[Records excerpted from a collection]
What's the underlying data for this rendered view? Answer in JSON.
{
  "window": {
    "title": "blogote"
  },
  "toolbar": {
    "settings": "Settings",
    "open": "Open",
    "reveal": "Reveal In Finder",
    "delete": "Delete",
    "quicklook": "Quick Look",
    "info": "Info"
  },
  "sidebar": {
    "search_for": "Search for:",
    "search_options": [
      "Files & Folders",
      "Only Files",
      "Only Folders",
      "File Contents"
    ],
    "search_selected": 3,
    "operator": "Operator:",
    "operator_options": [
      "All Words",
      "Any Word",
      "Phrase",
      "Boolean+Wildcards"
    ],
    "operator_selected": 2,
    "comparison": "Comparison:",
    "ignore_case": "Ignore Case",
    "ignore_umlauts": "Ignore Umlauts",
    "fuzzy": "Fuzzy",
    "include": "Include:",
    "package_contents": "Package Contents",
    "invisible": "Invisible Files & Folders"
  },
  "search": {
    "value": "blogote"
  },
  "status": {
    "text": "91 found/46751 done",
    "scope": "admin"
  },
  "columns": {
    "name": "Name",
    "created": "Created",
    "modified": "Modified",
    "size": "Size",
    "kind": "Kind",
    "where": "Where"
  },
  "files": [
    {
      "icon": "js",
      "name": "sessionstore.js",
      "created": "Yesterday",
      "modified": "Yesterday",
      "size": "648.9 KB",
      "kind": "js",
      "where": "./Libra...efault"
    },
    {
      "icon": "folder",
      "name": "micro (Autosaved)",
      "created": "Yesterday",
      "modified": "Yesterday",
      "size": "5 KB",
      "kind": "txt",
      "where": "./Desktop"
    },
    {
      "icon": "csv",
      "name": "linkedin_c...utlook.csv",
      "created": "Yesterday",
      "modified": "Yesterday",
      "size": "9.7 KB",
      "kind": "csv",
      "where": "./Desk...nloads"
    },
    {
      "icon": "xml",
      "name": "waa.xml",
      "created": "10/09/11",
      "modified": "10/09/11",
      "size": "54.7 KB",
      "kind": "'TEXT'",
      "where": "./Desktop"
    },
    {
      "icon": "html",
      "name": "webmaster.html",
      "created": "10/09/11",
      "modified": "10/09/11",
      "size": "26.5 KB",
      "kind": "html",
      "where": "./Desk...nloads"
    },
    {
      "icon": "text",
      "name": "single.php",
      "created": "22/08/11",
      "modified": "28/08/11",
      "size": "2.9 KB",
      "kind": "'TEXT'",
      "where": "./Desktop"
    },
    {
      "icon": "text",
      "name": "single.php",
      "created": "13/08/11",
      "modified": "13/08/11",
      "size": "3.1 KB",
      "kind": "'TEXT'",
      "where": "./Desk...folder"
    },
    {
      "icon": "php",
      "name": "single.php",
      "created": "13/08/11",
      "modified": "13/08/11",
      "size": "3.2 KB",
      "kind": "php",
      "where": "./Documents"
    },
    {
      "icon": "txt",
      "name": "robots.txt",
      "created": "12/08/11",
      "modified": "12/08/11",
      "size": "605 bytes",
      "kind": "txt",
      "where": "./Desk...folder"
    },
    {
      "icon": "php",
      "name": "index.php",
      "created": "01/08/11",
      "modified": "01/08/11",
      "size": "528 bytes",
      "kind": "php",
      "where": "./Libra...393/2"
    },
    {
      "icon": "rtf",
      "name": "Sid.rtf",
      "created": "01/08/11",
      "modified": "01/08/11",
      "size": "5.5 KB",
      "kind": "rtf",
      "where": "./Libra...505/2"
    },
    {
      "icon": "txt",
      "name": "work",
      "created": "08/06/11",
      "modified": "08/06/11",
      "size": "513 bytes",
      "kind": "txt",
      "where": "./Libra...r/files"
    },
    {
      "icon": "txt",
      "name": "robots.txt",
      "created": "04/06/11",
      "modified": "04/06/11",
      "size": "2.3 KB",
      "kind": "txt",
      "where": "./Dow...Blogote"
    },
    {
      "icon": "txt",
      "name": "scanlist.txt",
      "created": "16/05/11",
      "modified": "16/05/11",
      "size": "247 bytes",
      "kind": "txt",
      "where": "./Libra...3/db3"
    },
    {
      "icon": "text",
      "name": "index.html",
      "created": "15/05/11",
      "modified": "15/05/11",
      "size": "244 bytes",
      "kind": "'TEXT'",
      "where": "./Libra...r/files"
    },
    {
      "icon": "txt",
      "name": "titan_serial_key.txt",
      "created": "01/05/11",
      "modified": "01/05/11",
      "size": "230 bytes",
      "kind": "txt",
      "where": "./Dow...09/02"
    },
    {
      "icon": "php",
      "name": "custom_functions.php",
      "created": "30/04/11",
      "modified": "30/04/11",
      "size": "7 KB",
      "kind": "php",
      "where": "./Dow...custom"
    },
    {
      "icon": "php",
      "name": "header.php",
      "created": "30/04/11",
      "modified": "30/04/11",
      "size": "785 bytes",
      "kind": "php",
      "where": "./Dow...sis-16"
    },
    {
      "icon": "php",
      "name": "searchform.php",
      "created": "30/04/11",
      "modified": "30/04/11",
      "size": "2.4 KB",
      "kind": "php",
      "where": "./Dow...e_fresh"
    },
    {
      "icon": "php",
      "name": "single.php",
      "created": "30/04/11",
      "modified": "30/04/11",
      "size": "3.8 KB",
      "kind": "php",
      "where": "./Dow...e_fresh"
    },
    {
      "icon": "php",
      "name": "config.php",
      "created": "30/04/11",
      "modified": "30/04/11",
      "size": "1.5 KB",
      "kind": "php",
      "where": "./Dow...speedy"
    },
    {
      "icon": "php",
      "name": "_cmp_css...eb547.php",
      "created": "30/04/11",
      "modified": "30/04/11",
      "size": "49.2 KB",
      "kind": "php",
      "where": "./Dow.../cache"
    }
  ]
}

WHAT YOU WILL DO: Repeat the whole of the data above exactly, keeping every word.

RESULT OF THIS EXERCISE:
What's the underlying data for this rendered view? Answer in JSON.
{
  "window": {
    "title": "blogote"
  },
  "toolbar": {
    "settings": "Settings",
    "open": "Open",
    "reveal": "Reveal In Finder",
    "delete": "Delete",
    "quicklook": "Quick Look",
    "info": "Info"
  },
  "sidebar": {
    "search_for": "Search for:",
    "search_options": [
      "Files & Folders",
      "Only Files",
      "Only Folders",
      "File Contents"
    ],
    "search_selected": 3,
    "operator": "Operator:",
    "operator_options": [
      "All Words",
      "Any Word",
      "Phrase",
      "Boolean+Wildcards"
    ],
    "operator_selected": 2,
    "comparison": "Comparison:",
    "ignore_case": "Ignore Case",
    "ignore_umlauts": "Ignore Umlauts",
    "fuzzy": "Fuzzy",
    "include": "Include:",
    "package_contents": "Package Contents",
    "invisible": "Invisible Files & Folders"
  },
  "search": {
    "value": "blogote"
  },
  "status": {
    "text": "91 found/46751 done",
    "scope": "admin"
  },
  "columns": {
    "name": "Name",
    "created": "Created",
    "modified": "Modified",
    "size": "Size",
    "kind": "Kind",
    "where": "Where"
  },
  "files": [
    {
      "icon": "js",
      "name": "sessionstore.js",
      "created": "Yesterday",
      "modified": "Yesterday",
      "size": "648.9 KB",
      "kind": "js",
      "where": "./Libra...efault"
    },
    {
      "icon": "folder",
      "name": "micro (Autosaved)",
      "created": "Yesterday",
      "modified": "Yesterday",
      "size": "5 KB",
      "kind": "txt",
      "where": "./Desktop"
    },
    {
      "icon": "csv",
      "name": "linkedin_c...utlook.csv",
      "created": "Yesterday",
      "modified": "Yesterday",
      "size": "9.7 KB",
      "kind": "csv",
      "where": "./Desk...nloads"
    },
    {
      "icon": "xml",
      "name": "waa.xml",
      "created": "10/09/11",
      "modified": "10/09/11",
      "size": "54.7 KB",
      "kind": "'TEXT'",
      "where": "./Desktop"
    },
    {
      "icon": "html",
      "name": "webmaster.html",
      "created": "10/09/11",
      "modified": "10/09/11",
      "size": "26.5 KB",
      "kind": "html",
      "where": "./Desk...nloads"
    },
    {
      "icon": "text",
      "name": "single.php",
      "created": "22/08/11",
      "modified": "28/08/11",
      "size": "2.9 KB",
      "kind": "'TEXT'",
      "where": "./Desktop"
    },
    {
      "icon": "text",
      "name": "single.php",
      "created": "13/08/11",
      "modified": "13/08/11",
      "size": "3.1 KB",
      "kind": "'TEXT'",
      "where": "./Desk...folder"
    },
    {
      "icon": "php",
      "name": "single.php",
      "created": "13/08/11",
      "modified": "13/08/11",
      "size": "3.2 KB",
      "kind": "php",
      "where": "./Documents"
    },
    {
      "icon": "txt",
      "name": "robots.txt",
      "created": "12/08/11",
      "modified": "12/08/11",
      "size": "605 bytes",
      "kind": "txt",
      "where": "./Desk...folder"
    },
    {
      "icon": "php",
      "name": "index.php",
      "created": "01/08/11",
      "modified": "01/08/11",
      "size": "528 bytes",
      "kind": "php",
      "where": "./Libra...393/2"
    },
    {
      "icon": "rtf",
      "name": "Sid.rtf",
      "created": "01/08/11",
      "modified": "01/08/11",
      "size": "5.5 KB",
      "kind": "rtf",
      "where": "./Libra...505/2"
    },
    {
      "icon": "txt",
      "name": "work",
      "created": "08/06/11",
      "modified": "08/06/11",
      "size": "513 bytes",
      "kind": "txt",
      "where": "./Libra...r/files"
    },
    {
      "icon": "txt",
      "name": "robots.txt",
      "created": "04/06/11",
      "modified": "04/06/11",
      "size": "2.3 KB",
      "kind": "txt",
      "where": "./Dow...Blogote"
    },
    {
      "icon": "txt",
      "name": "scanlist.txt",
      "created": "16/05/11",
      "modified": "16/05/11",
      "size": "247 bytes",
      "kind": "txt",
      "where": "./Libra...3/db3"
    },
    {
      "icon": "text",
      "name": "index.html",
      "created": "15/05/11",
      "modified": "15/05/11",
      "size": "244 bytes",
      "kind": "'TEXT'",
      "where": "./Libra...r/files"
    },
    {
      "icon": "txt",
      "name": "titan_serial_key.txt",
      "created": "01/05/11",
      "modified": "01/05/11",
      "size": "230 bytes",
      "kind": "txt",
      "where": "./Dow...09/02"
    },
    {
      "icon": "php",
      "name": "custom_functions.php",
      "created": "30/04/11",
      "modified": "30/04/11",
      "size": "7 KB",
      "kind": "php",
      "where": "./Dow...custom"
    },
    {
      "icon": "php",
      "name": "header.php",
      "created": "30/04/11",
      "modified": "30/04/11",
      "size": "785 bytes",
      "kind": "php",
      "where": "./Dow...sis-16"
    },
    {
      "icon": "php",
      "name": "searchform.php",
      "created": "30/04/11",
      "modified": "30/04/11",
      "size": "2.4 KB",
      "kind": "php",
      "where": "./Dow...e_fresh"
    },
    {
      "icon": "php",
      "name": "single.php",
      "created": "30/04/11",
      "modified": "30/04/11",
      "size": "3.8 KB",
      "kind": "php",
      "where": "./Dow...e_fresh"
    },
    {
      "icon": "php",
      "name": "config.php",
      "created": "30/04/11",
      "modified": "30/04/11",
      "size": "1.5 KB",
      "kind": "php",
      "where": "./Dow...speedy"
    },
    {
      "icon": "php",
      "name": "_cmp_css...eb547.php",
      "created": "30/04/11",
      "modified": "30/04/11",
      "size": "49.2 KB",
      "kind": "php",
      "where": "./Dow.../cache"
    }
  ]
}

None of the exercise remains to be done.